Among the records below, find the lines that contain "JSON" and copy each of them.

********

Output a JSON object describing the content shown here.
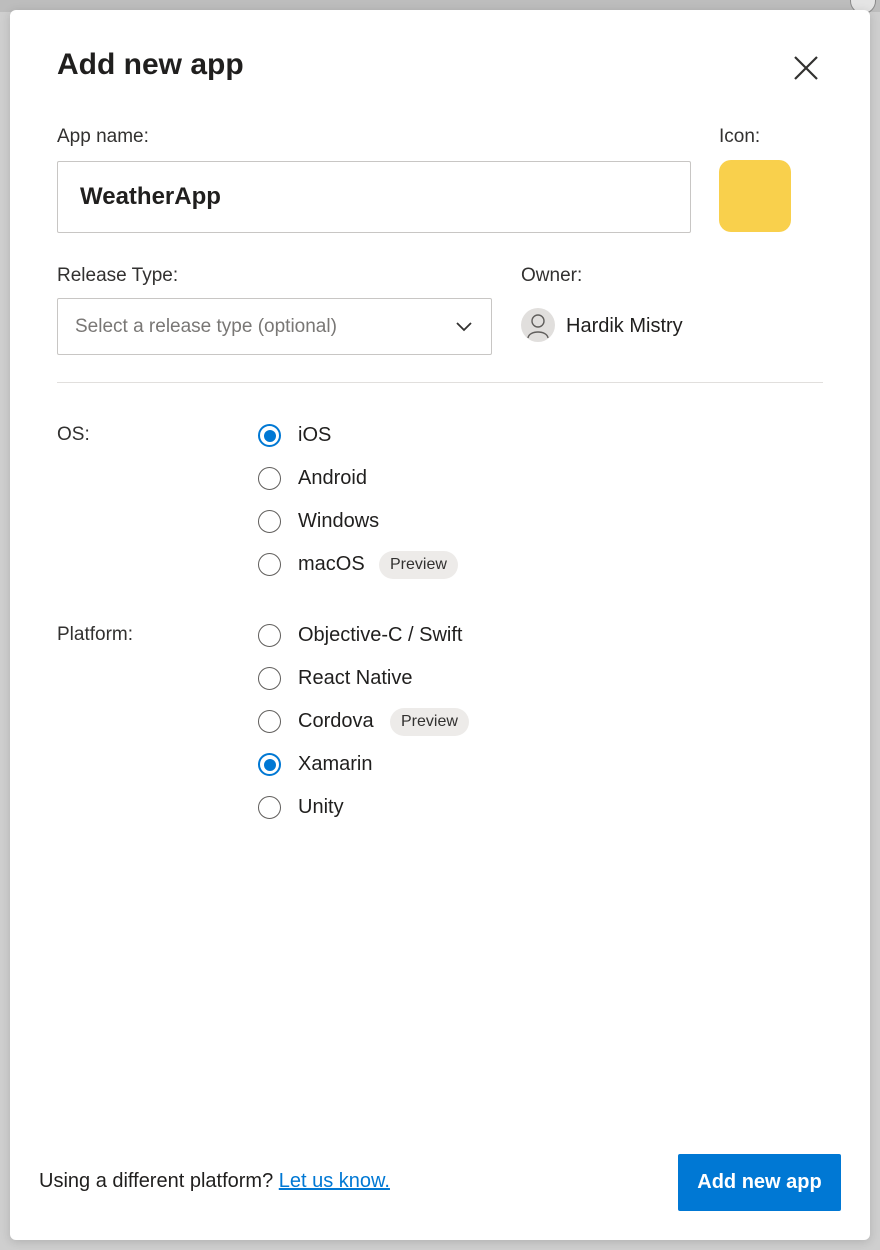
{
  "dialog": {
    "title": "Add new app",
    "close_icon": "close-icon"
  },
  "app_name": {
    "label": "App name:",
    "value": "WeatherApp"
  },
  "icon": {
    "label": "Icon:",
    "color": "#f9d04c"
  },
  "release_type": {
    "label": "Release Type:",
    "placeholder": "Select a release type (optional)",
    "chevron_icon": "chevron-down-icon"
  },
  "owner": {
    "label": "Owner:",
    "name": "Hardik Mistry",
    "avatar_icon": "person-icon"
  },
  "os": {
    "label": "OS:",
    "options": [
      {
        "label": "iOS",
        "checked": true
      },
      {
        "label": "Android",
        "checked": false
      },
      {
        "label": "Windows",
        "checked": false
      },
      {
        "label": "macOS",
        "checked": false,
        "badge": "Preview"
      }
    ]
  },
  "platform": {
    "label": "Platform:",
    "options": [
      {
        "label": "Objective-C / Swift",
        "checked": false
      },
      {
        "label": "React Native",
        "checked": false
      },
      {
        "label": "Cordova",
        "checked": false,
        "badge": "Preview"
      },
      {
        "label": "Xamarin",
        "checked": true
      },
      {
        "label": "Unity",
        "checked": false
      }
    ]
  },
  "footer": {
    "prompt": "Using a different platform?",
    "link": "Let us know.",
    "submit": "Add new app"
  },
  "colors": {
    "accent": "#0078d4",
    "icon_swatch": "#f9d04c"
  }
}
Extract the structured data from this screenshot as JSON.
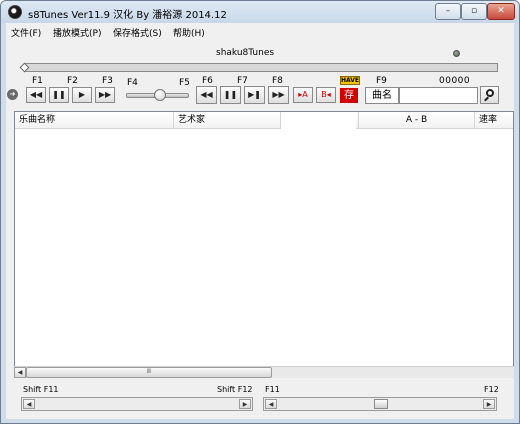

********

**ANSWER TO THIS EXERCISE**
Output a JSON object describing the content shown here.
Extract the structured data from this screenshot as JSON.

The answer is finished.